Records from the 2017 Annual Report show that there were 61,091 patients in attendance at the hospital – a 15 percent increase in the total number of people who were in attendance from 2016-2017. It also shows a 5 percent decrease in total number of follow-up patients from 34,536 in 2016 to 32,998. The total number of admissions increased by 13 percent from 867 admissions in 2016 to 981 admissions in 2017.
There were 475 persons discharged in 2016 and 209 were discharged the following year; showing a 56 percent decrease in the total number of discharges. The number of deaths reported also reduced by 40 percent from 5 in 2016 to 3 in 2017. The total number of drug abuse cases, went from 186 in 2016 to 193 in 2017.
The total number of attendees at the Adult Clinic located within the Oshodi Annex increased 9 percent from 3,690 to 4,036. There has been a 233 percent increase in the Child and Adolescent Clinic from 2,311 in 2016 to 5,392 in 2017. There is no actual maternal and newborn facility at the hospital. Consultant Psychologist and Psychiatrist, Dr Gbenga Owoeye, who heads the Clinical Services of the hospital, said doctors have not been able to deal well with mothers who experience postpartum depression or psychosis.

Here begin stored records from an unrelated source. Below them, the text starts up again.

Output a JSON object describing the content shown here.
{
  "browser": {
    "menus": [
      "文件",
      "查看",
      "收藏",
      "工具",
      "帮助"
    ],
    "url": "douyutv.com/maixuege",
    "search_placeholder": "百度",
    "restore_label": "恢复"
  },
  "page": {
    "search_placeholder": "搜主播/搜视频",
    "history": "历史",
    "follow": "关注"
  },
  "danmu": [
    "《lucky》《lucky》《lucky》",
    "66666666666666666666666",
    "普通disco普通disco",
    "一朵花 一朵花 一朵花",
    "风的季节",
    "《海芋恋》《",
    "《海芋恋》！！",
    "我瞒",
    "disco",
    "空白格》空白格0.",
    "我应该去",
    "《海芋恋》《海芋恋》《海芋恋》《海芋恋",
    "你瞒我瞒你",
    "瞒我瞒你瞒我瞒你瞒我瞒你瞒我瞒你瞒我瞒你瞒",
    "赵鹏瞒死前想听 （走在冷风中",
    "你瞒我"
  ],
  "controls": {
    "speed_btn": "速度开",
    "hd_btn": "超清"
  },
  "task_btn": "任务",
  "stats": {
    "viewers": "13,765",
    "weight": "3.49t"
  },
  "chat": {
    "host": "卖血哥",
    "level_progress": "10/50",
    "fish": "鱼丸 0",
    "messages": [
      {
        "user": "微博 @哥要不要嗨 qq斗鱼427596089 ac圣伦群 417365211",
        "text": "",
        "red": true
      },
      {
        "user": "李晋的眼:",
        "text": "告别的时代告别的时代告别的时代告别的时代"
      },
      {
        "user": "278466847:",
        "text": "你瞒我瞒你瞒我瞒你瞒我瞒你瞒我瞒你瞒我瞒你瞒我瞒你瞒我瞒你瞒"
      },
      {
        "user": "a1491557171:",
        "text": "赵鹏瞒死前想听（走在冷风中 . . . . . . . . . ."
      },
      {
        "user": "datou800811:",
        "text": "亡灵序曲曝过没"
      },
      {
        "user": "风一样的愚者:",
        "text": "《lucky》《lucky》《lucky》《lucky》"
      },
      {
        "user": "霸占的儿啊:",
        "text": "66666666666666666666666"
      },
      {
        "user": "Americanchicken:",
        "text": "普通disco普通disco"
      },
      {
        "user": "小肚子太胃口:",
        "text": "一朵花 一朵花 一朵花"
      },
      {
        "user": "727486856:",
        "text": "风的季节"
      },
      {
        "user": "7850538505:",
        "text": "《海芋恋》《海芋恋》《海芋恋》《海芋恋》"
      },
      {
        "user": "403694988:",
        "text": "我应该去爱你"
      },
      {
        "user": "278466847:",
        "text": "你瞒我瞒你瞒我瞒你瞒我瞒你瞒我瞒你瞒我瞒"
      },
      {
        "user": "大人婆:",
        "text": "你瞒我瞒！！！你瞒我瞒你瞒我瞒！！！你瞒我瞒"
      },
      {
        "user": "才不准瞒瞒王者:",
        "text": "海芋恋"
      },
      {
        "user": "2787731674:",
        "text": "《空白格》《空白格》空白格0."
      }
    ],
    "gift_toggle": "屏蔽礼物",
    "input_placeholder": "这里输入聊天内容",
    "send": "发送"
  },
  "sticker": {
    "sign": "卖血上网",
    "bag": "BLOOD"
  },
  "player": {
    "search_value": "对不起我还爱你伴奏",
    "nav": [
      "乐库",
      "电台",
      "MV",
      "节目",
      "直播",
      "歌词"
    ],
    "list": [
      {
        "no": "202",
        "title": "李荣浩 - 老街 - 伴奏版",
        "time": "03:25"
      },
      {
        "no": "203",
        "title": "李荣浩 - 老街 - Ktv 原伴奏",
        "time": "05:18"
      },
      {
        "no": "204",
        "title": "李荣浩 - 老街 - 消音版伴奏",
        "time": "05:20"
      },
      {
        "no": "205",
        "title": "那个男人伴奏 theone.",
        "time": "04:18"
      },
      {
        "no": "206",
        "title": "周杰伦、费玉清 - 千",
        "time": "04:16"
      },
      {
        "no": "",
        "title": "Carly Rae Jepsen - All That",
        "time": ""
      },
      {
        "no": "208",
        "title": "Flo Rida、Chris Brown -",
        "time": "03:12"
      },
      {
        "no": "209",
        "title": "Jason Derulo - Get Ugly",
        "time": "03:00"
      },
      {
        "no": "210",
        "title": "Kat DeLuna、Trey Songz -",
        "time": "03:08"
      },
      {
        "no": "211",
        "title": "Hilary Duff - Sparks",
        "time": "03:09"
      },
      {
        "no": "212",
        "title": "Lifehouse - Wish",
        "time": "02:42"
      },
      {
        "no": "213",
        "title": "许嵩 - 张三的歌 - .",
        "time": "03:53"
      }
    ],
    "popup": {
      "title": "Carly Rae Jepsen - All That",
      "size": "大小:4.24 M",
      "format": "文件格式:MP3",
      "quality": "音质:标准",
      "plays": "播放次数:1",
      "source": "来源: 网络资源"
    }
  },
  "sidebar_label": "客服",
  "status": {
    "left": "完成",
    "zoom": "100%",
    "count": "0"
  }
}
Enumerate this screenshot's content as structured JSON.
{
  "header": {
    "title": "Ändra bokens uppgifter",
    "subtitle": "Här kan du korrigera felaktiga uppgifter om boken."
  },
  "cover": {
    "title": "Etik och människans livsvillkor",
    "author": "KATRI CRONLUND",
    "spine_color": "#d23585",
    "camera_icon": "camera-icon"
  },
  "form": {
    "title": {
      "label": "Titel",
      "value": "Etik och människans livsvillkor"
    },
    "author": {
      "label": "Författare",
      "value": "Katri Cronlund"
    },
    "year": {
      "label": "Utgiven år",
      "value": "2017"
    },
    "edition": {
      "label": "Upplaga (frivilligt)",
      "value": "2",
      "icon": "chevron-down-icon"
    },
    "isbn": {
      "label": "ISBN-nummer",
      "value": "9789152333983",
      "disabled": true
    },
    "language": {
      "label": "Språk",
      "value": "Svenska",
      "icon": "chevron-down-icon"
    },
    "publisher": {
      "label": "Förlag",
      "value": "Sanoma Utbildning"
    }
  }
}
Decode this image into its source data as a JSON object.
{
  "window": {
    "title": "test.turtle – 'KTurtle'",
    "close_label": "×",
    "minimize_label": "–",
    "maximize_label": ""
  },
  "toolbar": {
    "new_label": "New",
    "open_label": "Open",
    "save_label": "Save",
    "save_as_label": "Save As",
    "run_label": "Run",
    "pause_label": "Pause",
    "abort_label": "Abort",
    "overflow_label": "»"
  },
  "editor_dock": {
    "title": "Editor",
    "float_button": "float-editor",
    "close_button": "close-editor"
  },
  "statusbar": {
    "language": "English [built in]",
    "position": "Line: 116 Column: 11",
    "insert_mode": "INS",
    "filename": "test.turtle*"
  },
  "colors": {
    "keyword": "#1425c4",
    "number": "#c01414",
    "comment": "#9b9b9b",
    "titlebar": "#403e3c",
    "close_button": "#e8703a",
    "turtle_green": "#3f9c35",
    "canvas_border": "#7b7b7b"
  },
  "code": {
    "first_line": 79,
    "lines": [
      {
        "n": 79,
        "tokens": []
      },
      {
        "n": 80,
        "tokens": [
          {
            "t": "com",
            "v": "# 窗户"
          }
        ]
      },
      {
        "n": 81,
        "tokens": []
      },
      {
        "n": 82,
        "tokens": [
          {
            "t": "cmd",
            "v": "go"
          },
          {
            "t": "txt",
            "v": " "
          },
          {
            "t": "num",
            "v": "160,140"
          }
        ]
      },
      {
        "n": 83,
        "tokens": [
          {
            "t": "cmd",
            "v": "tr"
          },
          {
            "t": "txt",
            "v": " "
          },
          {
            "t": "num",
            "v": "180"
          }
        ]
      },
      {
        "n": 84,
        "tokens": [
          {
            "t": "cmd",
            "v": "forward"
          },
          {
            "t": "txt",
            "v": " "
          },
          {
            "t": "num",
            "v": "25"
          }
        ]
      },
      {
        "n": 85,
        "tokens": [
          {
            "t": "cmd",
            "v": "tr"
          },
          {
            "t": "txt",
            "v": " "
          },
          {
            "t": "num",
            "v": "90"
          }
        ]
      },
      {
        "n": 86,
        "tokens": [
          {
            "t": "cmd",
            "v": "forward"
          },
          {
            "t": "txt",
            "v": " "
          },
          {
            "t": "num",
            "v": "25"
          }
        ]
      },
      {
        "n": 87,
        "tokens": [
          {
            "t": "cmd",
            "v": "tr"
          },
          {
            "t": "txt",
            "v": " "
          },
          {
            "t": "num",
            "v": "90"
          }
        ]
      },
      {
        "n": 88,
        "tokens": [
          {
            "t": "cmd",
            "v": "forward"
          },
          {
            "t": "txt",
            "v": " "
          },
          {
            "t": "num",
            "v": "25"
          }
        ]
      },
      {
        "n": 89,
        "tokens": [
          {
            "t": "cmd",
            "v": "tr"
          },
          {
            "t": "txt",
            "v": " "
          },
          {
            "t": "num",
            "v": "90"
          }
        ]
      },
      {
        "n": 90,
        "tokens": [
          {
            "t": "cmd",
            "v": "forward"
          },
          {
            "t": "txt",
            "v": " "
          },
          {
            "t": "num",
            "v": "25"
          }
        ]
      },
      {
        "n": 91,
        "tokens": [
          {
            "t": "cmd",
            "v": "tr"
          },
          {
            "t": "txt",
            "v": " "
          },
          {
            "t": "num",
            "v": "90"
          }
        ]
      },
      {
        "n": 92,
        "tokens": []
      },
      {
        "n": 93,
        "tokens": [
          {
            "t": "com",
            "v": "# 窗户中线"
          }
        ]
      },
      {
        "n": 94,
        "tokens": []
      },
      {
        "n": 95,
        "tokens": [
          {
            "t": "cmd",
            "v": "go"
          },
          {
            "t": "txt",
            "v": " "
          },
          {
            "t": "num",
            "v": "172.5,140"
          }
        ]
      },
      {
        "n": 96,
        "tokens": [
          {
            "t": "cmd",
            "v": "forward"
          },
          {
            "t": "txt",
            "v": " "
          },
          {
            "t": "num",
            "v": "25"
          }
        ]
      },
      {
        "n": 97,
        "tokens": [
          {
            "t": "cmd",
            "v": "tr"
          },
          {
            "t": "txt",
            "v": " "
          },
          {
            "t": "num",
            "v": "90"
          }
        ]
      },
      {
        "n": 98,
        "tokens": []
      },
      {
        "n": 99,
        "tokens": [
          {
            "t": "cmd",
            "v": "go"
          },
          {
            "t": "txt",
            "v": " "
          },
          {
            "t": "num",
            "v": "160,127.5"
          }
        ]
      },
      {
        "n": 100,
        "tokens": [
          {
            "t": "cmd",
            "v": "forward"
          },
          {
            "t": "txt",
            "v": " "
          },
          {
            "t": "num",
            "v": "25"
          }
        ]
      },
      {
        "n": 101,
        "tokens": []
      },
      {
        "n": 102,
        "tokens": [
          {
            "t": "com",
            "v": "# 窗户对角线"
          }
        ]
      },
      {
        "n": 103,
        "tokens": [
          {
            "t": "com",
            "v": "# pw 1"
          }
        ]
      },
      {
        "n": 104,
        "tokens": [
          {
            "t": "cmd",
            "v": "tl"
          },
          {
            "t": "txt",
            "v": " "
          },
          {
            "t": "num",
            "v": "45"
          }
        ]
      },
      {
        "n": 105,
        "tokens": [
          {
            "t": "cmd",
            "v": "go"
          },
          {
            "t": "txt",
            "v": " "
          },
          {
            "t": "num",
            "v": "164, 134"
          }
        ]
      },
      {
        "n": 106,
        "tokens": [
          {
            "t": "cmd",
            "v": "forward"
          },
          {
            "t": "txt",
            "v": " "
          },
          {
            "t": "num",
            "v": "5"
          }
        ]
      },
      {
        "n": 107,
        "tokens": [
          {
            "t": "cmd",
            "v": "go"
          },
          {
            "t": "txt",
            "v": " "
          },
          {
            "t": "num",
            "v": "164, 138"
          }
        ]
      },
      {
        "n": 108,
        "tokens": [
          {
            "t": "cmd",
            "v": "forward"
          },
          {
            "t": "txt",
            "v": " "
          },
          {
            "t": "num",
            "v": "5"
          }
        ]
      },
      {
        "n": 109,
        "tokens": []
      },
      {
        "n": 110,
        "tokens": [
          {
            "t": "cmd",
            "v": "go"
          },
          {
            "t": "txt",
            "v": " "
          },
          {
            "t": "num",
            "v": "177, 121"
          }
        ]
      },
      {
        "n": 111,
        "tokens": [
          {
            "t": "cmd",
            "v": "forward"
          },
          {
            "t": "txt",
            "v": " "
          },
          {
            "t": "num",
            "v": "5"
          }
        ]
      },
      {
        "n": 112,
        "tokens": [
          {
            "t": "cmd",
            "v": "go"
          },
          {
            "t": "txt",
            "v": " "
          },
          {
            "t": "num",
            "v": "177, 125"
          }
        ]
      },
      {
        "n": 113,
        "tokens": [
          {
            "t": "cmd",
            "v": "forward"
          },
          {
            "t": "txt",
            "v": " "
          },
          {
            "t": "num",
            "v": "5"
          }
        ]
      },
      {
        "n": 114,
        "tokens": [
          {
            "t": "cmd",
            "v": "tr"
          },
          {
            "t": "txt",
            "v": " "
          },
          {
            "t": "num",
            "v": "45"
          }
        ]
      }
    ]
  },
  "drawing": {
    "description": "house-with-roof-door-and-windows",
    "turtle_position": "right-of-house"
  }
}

“The mothers should be in the same place their babies are taken care of. What we have to do is separate them. It has effect on the baby because it cannot breastfeed and the mother also won’t know what happened to her baby”, he said. In developing countries, about 15.6 pregnant women and 19.8 percent of women who have just given birth, experience a mental disorder, primarily depression; this information is based on surveys by the World Health Organisation.
During the launch of the new Family Planning logo in 2017, the United Nations Population Fund (UNFPA) in Nigeria revealed that 110 women die daily from complications which arise during childbirth. Could it be that this figure could greatly reduce by attending to women dealing better with postpartum mental concerns, so that they and their children can live? The current law regulating mental illness in Nigeria is the Lunacy Act of 1958.
According to an article by Chief Bolaji Ayorinde OFR, SAN, this legal framework is largely based on the repealed Mental Health Act 1959 of the United Kingdom, which has been replaced with the Mental Health Act 1988 ( United Kingdom) and the operative law now in the United Kingdom is the Mental Health Act 2007 with accompanying amendments. Is it time for Nigeria to transform its own mental health laws?
The World Health Organisation defines mental health as a state of well-being in which every individual realises his or her own potential, can cope with the normal stresses of life, can work productively and fruitfully and is able to make a contribution to his or her community.
The question arises if Nigerians are coping with the “normal” day-t0-day stresses of trying to eke out a living. When mental illness gets complicated, it leads to cognitive impairment, social problems and suicide.
During the Psychiatric Hospital’s 110th anniversary Scientific Conference, the guest lecture titled “Remedy for Tangled Triad of Underdevelopment and Insecurity, centered on how can people develop and maintain sound mind amidst underdevelopment and insecurity? Putting in place basic necessities like constant electricity, sane roads and drivers, decent employment and respect for human dignity, should make a huge difference in helping people stay less paranoid in their pursuit of happiness.
This story is supported by Code For Africa.